What are your costs for doing gallery shows or events like art fairs + conventions?
There’s the booth fee and, if it’s a one-day event, it’s usually between $150 to $200. With the events that I’m doing now where I know there’s going to be a turnout, there’s no concern about making that back in the actual booth fee.
Some of them are more expensive. To be a vendor at Salmonfest [in Ninilchik, Alaska], which was a really fun three-day event with concert tickets and camping, was about $600 for the whole weekend, which feels like a bit especially if it’s an event that you haven’t done before.
There is that point where you don’t know what you’re going to get and so if you’re paying a lot for the booth fee, then it might not work out.

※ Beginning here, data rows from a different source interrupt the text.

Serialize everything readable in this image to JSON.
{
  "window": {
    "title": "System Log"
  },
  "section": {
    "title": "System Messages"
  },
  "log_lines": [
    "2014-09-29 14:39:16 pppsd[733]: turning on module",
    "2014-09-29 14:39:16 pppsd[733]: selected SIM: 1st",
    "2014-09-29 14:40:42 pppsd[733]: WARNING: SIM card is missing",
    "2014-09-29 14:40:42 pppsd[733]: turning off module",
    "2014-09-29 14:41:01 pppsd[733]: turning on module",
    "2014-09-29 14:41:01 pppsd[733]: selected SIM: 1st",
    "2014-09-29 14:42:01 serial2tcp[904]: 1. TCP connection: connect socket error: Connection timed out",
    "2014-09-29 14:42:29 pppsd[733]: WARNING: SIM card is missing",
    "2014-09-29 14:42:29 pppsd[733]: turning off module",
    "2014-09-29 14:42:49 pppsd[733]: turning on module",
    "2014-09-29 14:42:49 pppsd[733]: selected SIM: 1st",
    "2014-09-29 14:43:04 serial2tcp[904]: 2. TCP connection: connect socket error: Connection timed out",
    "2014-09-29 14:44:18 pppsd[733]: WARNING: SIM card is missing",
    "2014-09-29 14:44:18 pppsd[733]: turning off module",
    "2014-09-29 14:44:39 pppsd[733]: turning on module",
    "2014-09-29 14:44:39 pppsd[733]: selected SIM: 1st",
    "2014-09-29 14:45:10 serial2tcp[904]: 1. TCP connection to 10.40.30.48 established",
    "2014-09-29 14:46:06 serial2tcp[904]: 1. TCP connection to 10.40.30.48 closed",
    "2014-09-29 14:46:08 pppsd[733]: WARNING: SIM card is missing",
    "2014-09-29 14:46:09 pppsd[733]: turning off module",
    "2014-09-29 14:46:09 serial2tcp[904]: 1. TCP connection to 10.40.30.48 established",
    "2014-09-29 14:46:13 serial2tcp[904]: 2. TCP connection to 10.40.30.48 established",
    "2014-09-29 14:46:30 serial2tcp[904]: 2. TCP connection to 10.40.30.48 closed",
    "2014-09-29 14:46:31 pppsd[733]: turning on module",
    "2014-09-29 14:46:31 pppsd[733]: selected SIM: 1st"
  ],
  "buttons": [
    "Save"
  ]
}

But because I have such a variety of price points for customers to purchase from — I mean, so many people love stickers and the $5 purchases really add up very quickly to the point where I’m not too concerned about a $200 booth fee.

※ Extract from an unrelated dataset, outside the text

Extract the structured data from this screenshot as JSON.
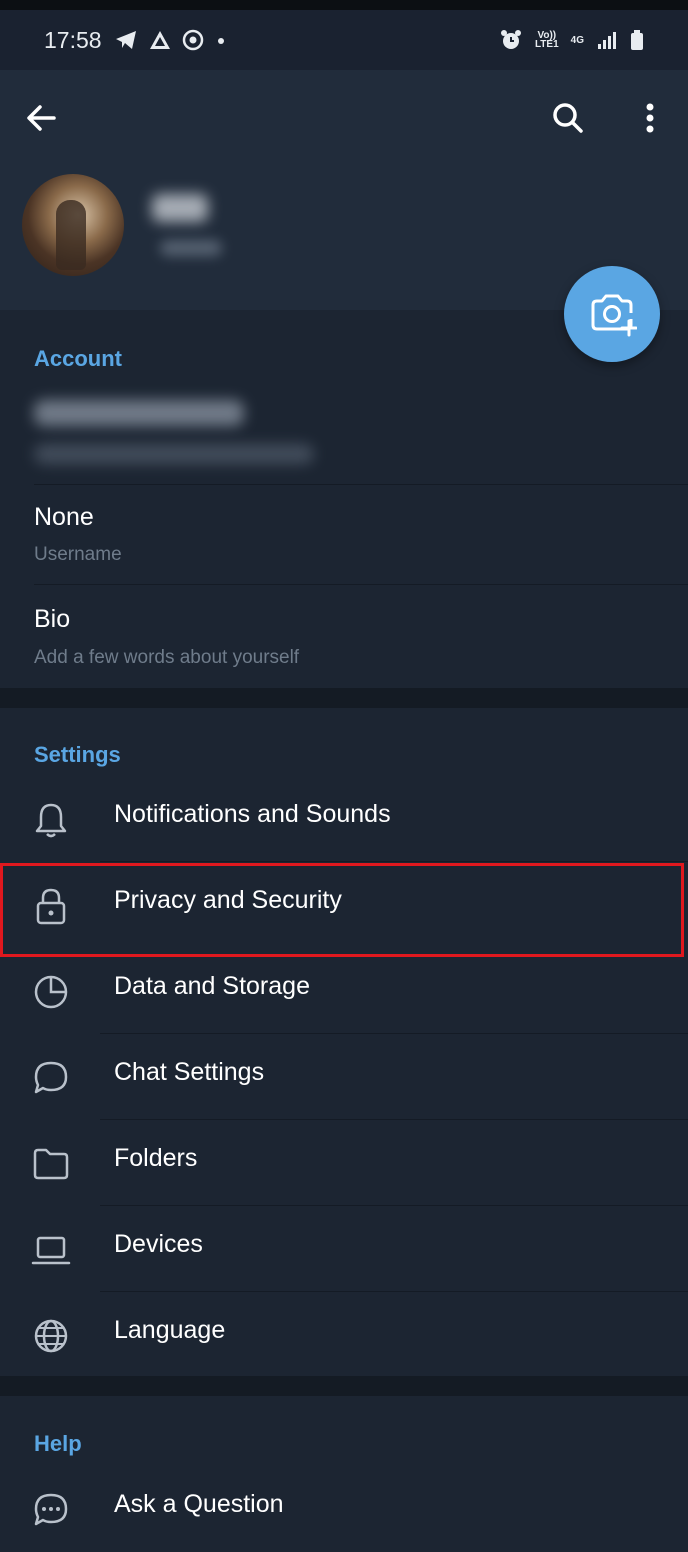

Usually, most of the ones where there’s a lower turnout it’s a really low cost to do a booth. When I first started out I did Spenard Farmer’s Market, which was from 8 a.m. to 2 p.m. Not the ideal time for people to be shopping for art, quite honestly, but the overhead was $20 for the booth, so I felt pretty good about just setting up and figuring it out.
Then there’s also the cost of the actual setup, and the initial setup for your first event could be quite a bit. If you’re doing outdoor events— I got my tent at Costco and it was $200, and I have tables and chairs. So you could be running $1,000 just in your setup, let alone in your product and inventory. But then once you’re set up, you’re set up and you can just keep doing it. It’s like you have your mobile store with you. So it’s an investment but it has always worked out for me.
Then there are sometimes other fees. I just had to get a permit for the City of Palmer, for the State Fair. So those things start adding up.
Because we just got this short bus that has been converted into a camper — it is adorable and very comfortable, it doesn’t even feel like camping — that’s really cut down on our costs as far as traveling and moving the supplies and all of the inventory.
So my last big solo show was for Mountainfilm in Telluride at the Telluride Art Center. It was definitely the best space I’ve ever showcased my work and the best audience I’ve ever had and the most financially invested I’d ever been for an art show — driving to it, getting a trailer, paying $2000 – $3000 of overhead for that one show. But I thought, Okay, this is a self-investment, it’s going to pay off.
I didn’t really go in knowing what my pricing should be.
I asked the guy who was curating it to lend some insight and he helped, but I still didn’t quite know where my pricing should be and I was already pricing it higher than I’d ever priced anything. So I was a little hesitant to price stuff as high as it was recommended, I was like, I just want something to sell while I’m here. If one piece sells in the whole show, I’m usually pretty stoked. So it was hanging for 3 days, so it was a decent investment to have a 3-day window to break even when it’s maybe only open for 8 hours a day. I got lucky that I sold three originals.